A new IWLA report highlights the benefits of focusing federal, state, and local conservation dollars on farm and ranch practices that help solve multiple problems facing rural areas.
“Leveraging Conservation Dollars: Agricultural Practices that Deliver Water Quality, Wildlife Habitat, and Soil Health” assesses five conservation strategies that reduce polluted runoff, provide habitat for fish and wildlife, improve soil health, and address climate change.
Congress is writing a new Farm Bill; states are working to reduce excess nutrients, pesticides, and bacteria in our waters; and federal, state, and local agencies are seeking cost-effective solutions to natural resource problems. Prioritizing practices that address more than one natural resource will produce the most conservation “bang” for our taxpayer bucks.
While use of the five conservation practices covered in the report is growing, none are in place on more than one-third of America’s farm and ranch lands. There is clearly room for improvement.

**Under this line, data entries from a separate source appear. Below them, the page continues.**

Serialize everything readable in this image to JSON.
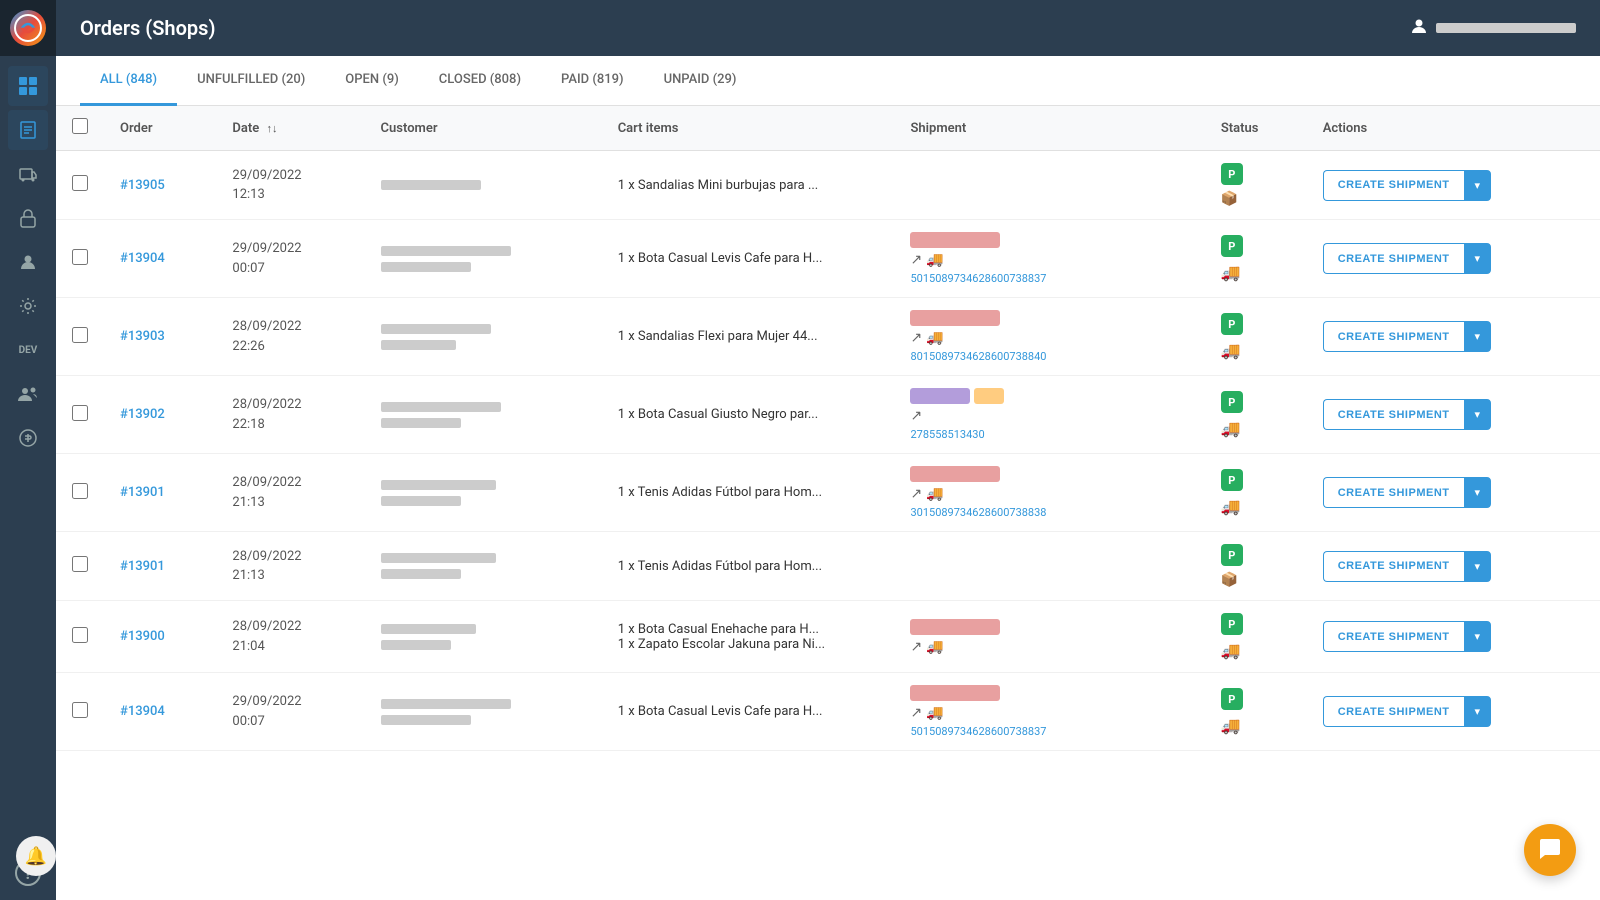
{
  "app": {
    "title": "Orders (Shops)"
  },
  "topbar": {
    "title": "Orders (Shops)",
    "user_label": "User Account"
  },
  "sidebar": {
    "icons": [
      {
        "name": "dashboard-icon",
        "symbol": "⊞",
        "active": false
      },
      {
        "name": "orders-icon",
        "symbol": "📋",
        "active": true
      },
      {
        "name": "shipments-icon",
        "symbol": "🚚",
        "active": false
      },
      {
        "name": "lock-icon",
        "symbol": "🔒",
        "active": false
      },
      {
        "name": "contacts-icon",
        "symbol": "👤",
        "active": false
      },
      {
        "name": "settings-icon",
        "symbol": "⚙",
        "active": false
      },
      {
        "name": "dev-icon",
        "symbol": "DEV",
        "active": false
      },
      {
        "name": "team-icon",
        "symbol": "👥",
        "active": false
      },
      {
        "name": "billing-icon",
        "symbol": "💰",
        "active": false
      },
      {
        "name": "help-icon",
        "symbol": "?",
        "active": false
      }
    ]
  },
  "tabs": [
    {
      "label": "ALL (848)",
      "active": true
    },
    {
      "label": "UNFULFILLED (20)",
      "active": false
    },
    {
      "label": "OPEN (9)",
      "active": false
    },
    {
      "label": "CLOSED (808)",
      "active": false
    },
    {
      "label": "PAID (819)",
      "active": false
    },
    {
      "label": "UNPAID (29)",
      "active": false
    }
  ],
  "table": {
    "headers": [
      "",
      "Order",
      "Date",
      "Customer",
      "Cart items",
      "Shipment",
      "Status",
      "Actions"
    ],
    "rows": [
      {
        "id": "row-13905",
        "order": "#13905",
        "date_line1": "29/09/2022",
        "date_line2": "12:13",
        "cart_items": "1 x Sandalias Mini burbujas para ...",
        "has_tracking": false,
        "tracking_number": "",
        "carrier_color": "red",
        "action_label": "CREATE SHIPMENT"
      },
      {
        "id": "row-13904",
        "order": "#13904",
        "date_line1": "29/09/2022",
        "date_line2": "00:07",
        "cart_items": "1 x Bota Casual Levis Cafe para H...",
        "has_tracking": true,
        "tracking_number": "501508973462860073883​7",
        "carrier_color": "red",
        "action_label": "CREATE SHIPMENT"
      },
      {
        "id": "row-13903",
        "order": "#13903",
        "date_line1": "28/09/2022",
        "date_line2": "22:26",
        "cart_items": "1 x Sandalias Flexi para Mujer 44...",
        "has_tracking": true,
        "tracking_number": "801508973462860073884​0",
        "carrier_color": "red",
        "action_label": "CREATE SHIPMENT"
      },
      {
        "id": "row-13902",
        "order": "#13902",
        "date_line1": "28/09/2022",
        "date_line2": "22:18",
        "cart_items": "1 x Bota Casual Giusto Negro par...",
        "has_tracking": true,
        "tracking_number": "278558513430",
        "carrier_color": "purple-orange",
        "action_label": "CREATE SHIPMENT"
      },
      {
        "id": "row-13901a",
        "order": "#13901",
        "date_line1": "28/09/2022",
        "date_line2": "21:13",
        "cart_items": "1 x Tenis Adidas Fútbol para Hom...",
        "has_tracking": true,
        "tracking_number": "301508973462860073883​8",
        "carrier_color": "red",
        "action_label": "CREATE SHIPMENT"
      },
      {
        "id": "row-13901b",
        "order": "#13901",
        "date_line1": "28/09/2022",
        "date_line2": "21:13",
        "cart_items": "1 x Tenis Adidas Fútbol para Hom...",
        "has_tracking": false,
        "tracking_number": "",
        "carrier_color": "none",
        "action_label": "CREATE SHIPMENT"
      },
      {
        "id": "row-13900",
        "order": "#13900",
        "date_line1": "28/09/2022",
        "date_line2": "21:04",
        "cart_items": "1 x Bota Casual Enehache para H...\n1 x Zapato Escolar Jakuna para Ni...",
        "has_tracking": true,
        "tracking_number": "",
        "carrier_color": "red",
        "action_label": "CREATE SHIPMENT"
      },
      {
        "id": "row-13904b",
        "order": "#13904",
        "date_line1": "29/09/2022",
        "date_line2": "00:07",
        "cart_items": "1 x Bota Casual Levis Cafe para H...",
        "has_tracking": true,
        "tracking_number": "501508973462860073883​7",
        "carrier_color": "red",
        "action_label": "CREATE SHIPMENT"
      }
    ],
    "create_shipment_label": "CREATE SHIPMENT",
    "dropdown_arrow": "▾"
  },
  "chat": {
    "icon": "💬"
  },
  "notification": {
    "icon": "🔔"
  }
}
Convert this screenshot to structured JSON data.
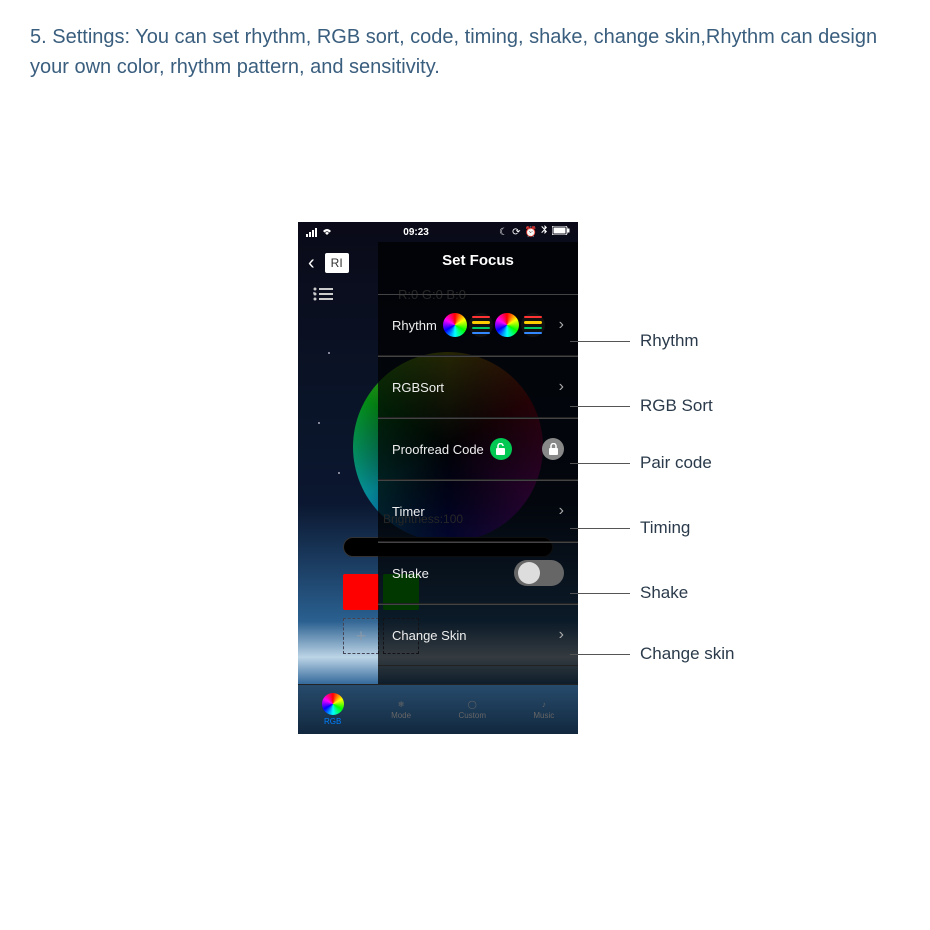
{
  "instruction": "5. Settings: You can set rhythm, RGB sort, code, timing, shake, change skin,Rhythm can design your own color, rhythm pattern, and sensitivity.",
  "status": {
    "time": "09:23"
  },
  "header": {
    "mode_tab": "RI"
  },
  "rgb_readout": "R:0 G:0 B:0",
  "brightness": {
    "label": "Brightness:100"
  },
  "overlay": {
    "title": "Set Focus",
    "items": {
      "rhythm": "Rhythm",
      "rgbsort": "RGBSort",
      "proofread": "Proofread Code",
      "timer": "Timer",
      "shake": "Shake",
      "change_skin": "Change Skin"
    }
  },
  "nav": {
    "rgb": "RGB",
    "mode": "Mode",
    "custom": "Custom",
    "music": "Music"
  },
  "callouts": {
    "rhythm": "Rhythm",
    "rgbsort": "RGB Sort",
    "paircode": "Pair code",
    "timing": "Timing",
    "shake": "Shake",
    "changeskin": "Change skin"
  },
  "glyphs": {
    "chevron_right": "›",
    "chevron_left": "‹",
    "plus": "+"
  }
}
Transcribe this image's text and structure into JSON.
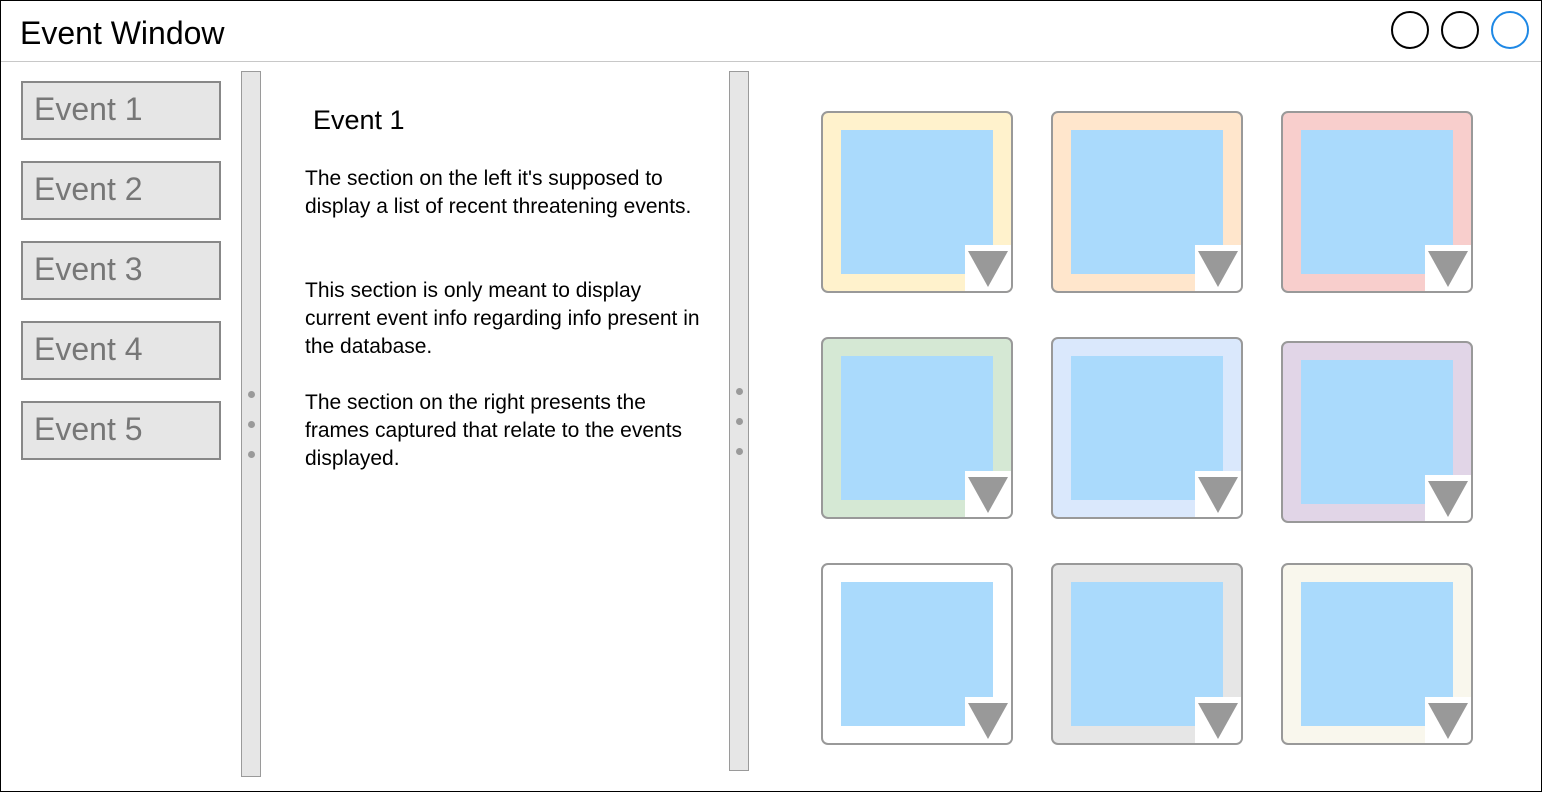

Each of these conservation practices benefits water quality, wildlife, and soil health, and each can help store substantially more carbon in the soil. When these practices are used in combination, the benefits multiply and can supercharge the regeneration of healthy soils.